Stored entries
= = =

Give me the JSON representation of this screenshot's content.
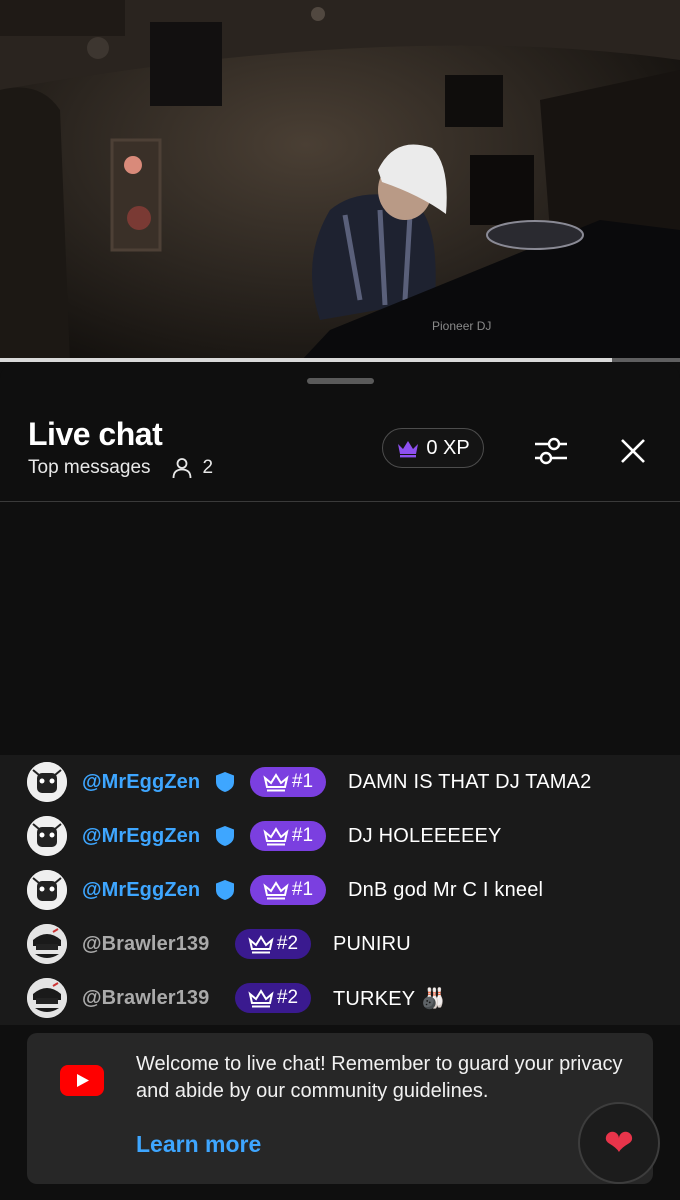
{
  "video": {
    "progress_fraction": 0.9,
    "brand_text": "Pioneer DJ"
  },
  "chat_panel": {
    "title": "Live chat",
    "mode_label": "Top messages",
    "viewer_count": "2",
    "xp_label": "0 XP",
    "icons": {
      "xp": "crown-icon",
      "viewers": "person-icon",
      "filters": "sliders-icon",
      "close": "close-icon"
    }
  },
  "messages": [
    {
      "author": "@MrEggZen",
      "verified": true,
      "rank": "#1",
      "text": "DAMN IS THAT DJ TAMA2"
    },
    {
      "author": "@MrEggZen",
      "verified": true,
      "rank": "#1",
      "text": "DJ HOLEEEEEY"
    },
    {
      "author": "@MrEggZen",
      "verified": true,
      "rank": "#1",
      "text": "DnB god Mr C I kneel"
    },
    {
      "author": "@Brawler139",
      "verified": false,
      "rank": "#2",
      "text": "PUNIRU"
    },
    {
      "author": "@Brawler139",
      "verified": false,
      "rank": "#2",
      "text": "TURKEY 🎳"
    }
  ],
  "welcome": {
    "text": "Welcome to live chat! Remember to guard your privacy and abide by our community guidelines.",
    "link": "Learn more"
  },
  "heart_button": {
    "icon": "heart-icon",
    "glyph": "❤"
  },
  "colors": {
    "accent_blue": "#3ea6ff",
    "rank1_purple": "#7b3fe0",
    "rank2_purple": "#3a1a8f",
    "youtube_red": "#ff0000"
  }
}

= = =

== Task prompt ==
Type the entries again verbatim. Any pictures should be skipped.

== Exercise result ==
Give me the JSON representation of this screenshot's content.
{
  "video": {
    "progress_fraction": 0.9,
    "brand_text": "Pioneer DJ"
  },
  "chat_panel": {
    "title": "Live chat",
    "mode_label": "Top messages",
    "viewer_count": "2",
    "xp_label": "0 XP",
    "icons": {
      "xp": "crown-icon",
      "viewers": "person-icon",
      "filters": "sliders-icon",
      "close": "close-icon"
    }
  },
  "messages": [
    {
      "author": "@MrEggZen",
      "verified": true,
      "rank": "#1",
      "text": "DAMN IS THAT DJ TAMA2"
    },
    {
      "author": "@MrEggZen",
      "verified": true,
      "rank": "#1",
      "text": "DJ HOLEEEEEY"
    },
    {
      "author": "@MrEggZen",
      "verified": true,
      "rank": "#1",
      "text": "DnB god Mr C I kneel"
    },
    {
      "author": "@Brawler139",
      "verified": false,
      "rank": "#2",
      "text": "PUNIRU"
    },
    {
      "author": "@Brawler139",
      "verified": false,
      "rank": "#2",
      "text": "TURKEY 🎳"
    }
  ],
  "welcome": {
    "text": "Welcome to live chat! Remember to guard your privacy and abide by our community guidelines.",
    "link": "Learn more"
  },
  "heart_button": {
    "icon": "heart-icon",
    "glyph": "❤"
  },
  "colors": {
    "accent_blue": "#3ea6ff",
    "rank1_purple": "#7b3fe0",
    "rank2_purple": "#3a1a8f",
    "youtube_red": "#ff0000"
  }
}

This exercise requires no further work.